When a Quaker friend sent her a postcard from London, not a black and white photographic-like one, but a lovely fine art painting, she was almost moved to tears. When her friend encouraged her with the words, “Our city is surely as lovely and thee could serve her well,” Rachael knew she had been called to a new task. She roamed the city, painting her favorite spots and then spent two years and at least three pairs of shoes looking for a publisher to create postcards from her paintings. Finally, P.F. Volland in Chicago agreed, the postcards were published in 1914, and the postcard industry was changed forever. The fine art paintings sold for 25 cents at the best boutiques and were an immediate success.

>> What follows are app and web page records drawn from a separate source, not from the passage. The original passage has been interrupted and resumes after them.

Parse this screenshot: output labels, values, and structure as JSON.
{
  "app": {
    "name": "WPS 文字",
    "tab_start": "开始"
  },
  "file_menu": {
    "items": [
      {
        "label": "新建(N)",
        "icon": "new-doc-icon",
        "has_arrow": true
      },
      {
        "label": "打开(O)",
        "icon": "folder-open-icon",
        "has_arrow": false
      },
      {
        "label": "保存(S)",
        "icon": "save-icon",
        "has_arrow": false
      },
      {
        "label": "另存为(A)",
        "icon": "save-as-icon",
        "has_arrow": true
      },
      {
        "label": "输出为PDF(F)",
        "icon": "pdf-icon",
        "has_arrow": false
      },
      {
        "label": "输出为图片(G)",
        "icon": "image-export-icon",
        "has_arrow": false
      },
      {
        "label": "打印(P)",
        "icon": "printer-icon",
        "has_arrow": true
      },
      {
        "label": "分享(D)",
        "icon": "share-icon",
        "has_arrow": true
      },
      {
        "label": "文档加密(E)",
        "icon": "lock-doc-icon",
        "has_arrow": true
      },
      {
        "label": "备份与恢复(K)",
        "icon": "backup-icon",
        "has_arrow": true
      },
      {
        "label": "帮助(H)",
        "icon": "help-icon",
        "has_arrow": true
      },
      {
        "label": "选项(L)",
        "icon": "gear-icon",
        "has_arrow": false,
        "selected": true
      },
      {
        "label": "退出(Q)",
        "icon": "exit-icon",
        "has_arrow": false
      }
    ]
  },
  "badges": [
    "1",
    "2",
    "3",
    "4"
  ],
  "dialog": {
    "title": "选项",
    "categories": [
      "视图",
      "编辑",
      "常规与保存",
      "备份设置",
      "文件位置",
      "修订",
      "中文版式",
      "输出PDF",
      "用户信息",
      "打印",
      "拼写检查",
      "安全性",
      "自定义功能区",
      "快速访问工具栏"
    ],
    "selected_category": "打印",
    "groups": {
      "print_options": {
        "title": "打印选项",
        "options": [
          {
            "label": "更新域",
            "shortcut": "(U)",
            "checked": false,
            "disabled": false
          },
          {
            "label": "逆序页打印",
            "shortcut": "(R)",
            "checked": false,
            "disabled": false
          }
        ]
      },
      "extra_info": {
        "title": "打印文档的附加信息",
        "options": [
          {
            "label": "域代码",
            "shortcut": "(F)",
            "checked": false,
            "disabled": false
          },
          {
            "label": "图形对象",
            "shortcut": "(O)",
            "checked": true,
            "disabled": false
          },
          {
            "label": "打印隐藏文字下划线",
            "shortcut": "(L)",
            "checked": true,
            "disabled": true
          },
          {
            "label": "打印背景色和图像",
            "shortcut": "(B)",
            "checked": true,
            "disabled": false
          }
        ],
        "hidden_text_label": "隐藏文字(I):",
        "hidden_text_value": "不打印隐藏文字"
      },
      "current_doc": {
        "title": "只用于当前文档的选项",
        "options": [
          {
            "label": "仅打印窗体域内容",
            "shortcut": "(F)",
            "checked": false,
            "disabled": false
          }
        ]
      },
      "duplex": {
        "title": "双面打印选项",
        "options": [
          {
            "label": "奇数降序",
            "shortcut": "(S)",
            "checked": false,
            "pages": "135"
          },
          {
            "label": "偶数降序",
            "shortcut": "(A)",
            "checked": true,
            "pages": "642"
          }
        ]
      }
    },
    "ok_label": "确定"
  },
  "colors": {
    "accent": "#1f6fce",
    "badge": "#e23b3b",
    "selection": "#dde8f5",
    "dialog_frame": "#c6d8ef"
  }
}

She continued her illustrating and was praised by her employers for her detail, color, and liveliness of her characters. She was never without work. When she married Robert France Elmer, a widowed banker, she found new love and support. Her husband often took over the cooking and housework to give Rachael time and space for her artistic endeavors. Together, they entertained and shared their home with others. During World War I, they often invited young soldiers to their home, feeding them, caring for the sick, and boosting morale. Rachael understood how scared and homesick these young men from farms and cities were as they waited to ship overseas or came back from the war, injured and weighed down with the memories of the violence. She did not agree with war as the answer but was called to fill their lives with beauty, joy, and hope. She’d never done much cartooning as had her father, but she filled the walls of the soldiers’ canteens with posters and murals to make them laugh and give them memories of home.
On February 13, 1919, Rachael Robinson Elmer died of influenza, probably infected by one of those young soldiers. She was mourned by her family and friends and remembered by villagers in France who had been able to plant trees destroyed in the war with funds Rachael had raised. She was also remembered fondly by former students and classmates for her charm, inner and outer beauty, generous nature, and sense of fun.
Her home, the Rokeby Farm, was turned into a museum in 1961, when the last Robinson family member died and left the property for that purpose. Today, from May to October, the museum and the old farm house are open to visitors. Recently, the museum turned over 15,000 family letters to the library at Middlebury College. These letters contain vivid pictures of life on the farm in Ferrisburgh, adventures in the cities where family members worked, studied, and traveled, concerns for the health and behavior of relatives, and social justice activities of generations of Robinsons.
Questions to consider:
- Why do you think Quakers include stewardship of one’s gifts as an important part of the testimony of integrity?
- How can adults help children recognize their gifts and find good ways to share them with others?
- Rachael was good at many things. Why did her father suggest she choose one and focus on it?
- Rachael’s mother suggested she “follow her bliss.” Is that the same kind of choice her father suggested? How or how note?
- Rokeby Museum, 4334 Route 7, Ferrisburgh, VT 05456, 802/877-3406, email@example.com – exhibits, visits, programs, and educational kits
- National Gallery of Art Print Room, Washington, DC – prints of all 12 postcards are available to view by appointment
- “Wish You Were Here” – New York City postcards by Rachael Robinson Elmer, https:www.youtube.com/watch?v+gi4_Wylfvyo
- Women’s History presentation – https://www.vpr.org/post/williamson-womens-history-month-rachael-robinson-elmer